▶ TASK DIRECTIONS: Each record below is to be copied exactly; the pictures are to be omitted.

▶ INFORMATION GIVEN:
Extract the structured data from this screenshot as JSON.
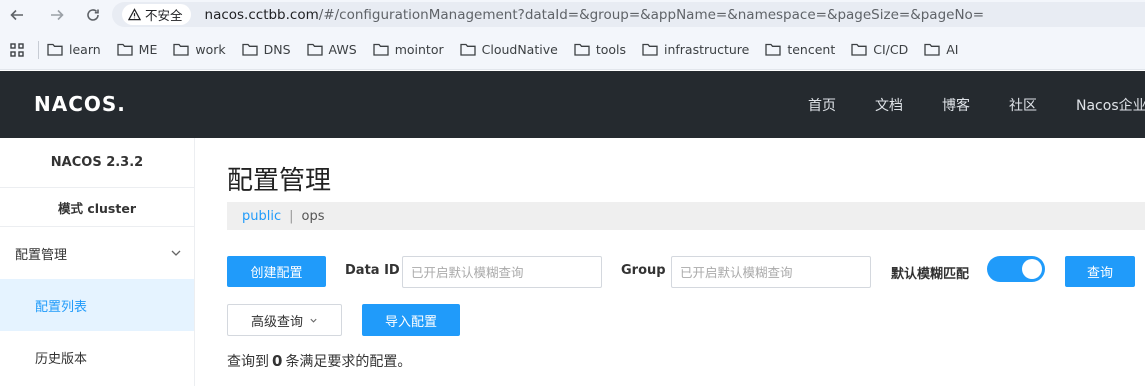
{
  "browser": {
    "insecure_label": "不安全",
    "url_domain": "nacos.cctbb.com",
    "url_rest": "/#/configurationManagement?dataId=&group=&appName=&namespace=&pageSize=&pageNo="
  },
  "bookmarks": [
    "learn",
    "ME",
    "work",
    "DNS",
    "AWS",
    "mointor",
    "CloudNative",
    "tools",
    "infrastructure",
    "tencent",
    "CI/CD",
    "AI"
  ],
  "header": {
    "logo": "NACOS.",
    "links": [
      "首页",
      "文档",
      "博客",
      "社区",
      "Nacos企业"
    ]
  },
  "sidebar": {
    "version": "NACOS 2.3.2",
    "mode": "模式 cluster",
    "group_label": "配置管理",
    "items": [
      "配置列表",
      "历史版本"
    ]
  },
  "main": {
    "title": "配置管理",
    "namespaces": [
      "public",
      "ops"
    ],
    "create_button": "创建配置",
    "data_id_label": "Data ID",
    "data_id_placeholder": "已开启默认模糊查询",
    "group_label": "Group",
    "group_placeholder": "已开启默认模糊查询",
    "fuzzy_label": "默认模糊匹配",
    "fuzzy_enabled": true,
    "search_button": "查询",
    "advanced_button": "高级查询",
    "import_button": "导入配置",
    "result_prefix": "查询到",
    "result_count": "0",
    "result_suffix": "条满足要求的配置。"
  },
  "colors": {
    "accent": "#209bfa",
    "header_bg": "#252a2f",
    "active_item_bg": "#e5f3ff"
  }
}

▶ TASK ANSWER:
Extract the structured data from this screenshot as JSON.
{
  "browser": {
    "insecure_label": "不安全",
    "url_domain": "nacos.cctbb.com",
    "url_rest": "/#/configurationManagement?dataId=&group=&appName=&namespace=&pageSize=&pageNo="
  },
  "bookmarks": [
    "learn",
    "ME",
    "work",
    "DNS",
    "AWS",
    "mointor",
    "CloudNative",
    "tools",
    "infrastructure",
    "tencent",
    "CI/CD",
    "AI"
  ],
  "header": {
    "logo": "NACOS.",
    "links": [
      "首页",
      "文档",
      "博客",
      "社区",
      "Nacos企业"
    ]
  },
  "sidebar": {
    "version": "NACOS 2.3.2",
    "mode": "模式 cluster",
    "group_label": "配置管理",
    "items": [
      "配置列表",
      "历史版本"
    ]
  },
  "main": {
    "title": "配置管理",
    "namespaces": [
      "public",
      "ops"
    ],
    "create_button": "创建配置",
    "data_id_label": "Data ID",
    "data_id_placeholder": "已开启默认模糊查询",
    "group_label": "Group",
    "group_placeholder": "已开启默认模糊查询",
    "fuzzy_label": "默认模糊匹配",
    "fuzzy_enabled": true,
    "search_button": "查询",
    "advanced_button": "高级查询",
    "import_button": "导入配置",
    "result_prefix": "查询到",
    "result_count": "0",
    "result_suffix": "条满足要求的配置。"
  },
  "colors": {
    "accent": "#209bfa",
    "header_bg": "#252a2f",
    "active_item_bg": "#e5f3ff"
  }
}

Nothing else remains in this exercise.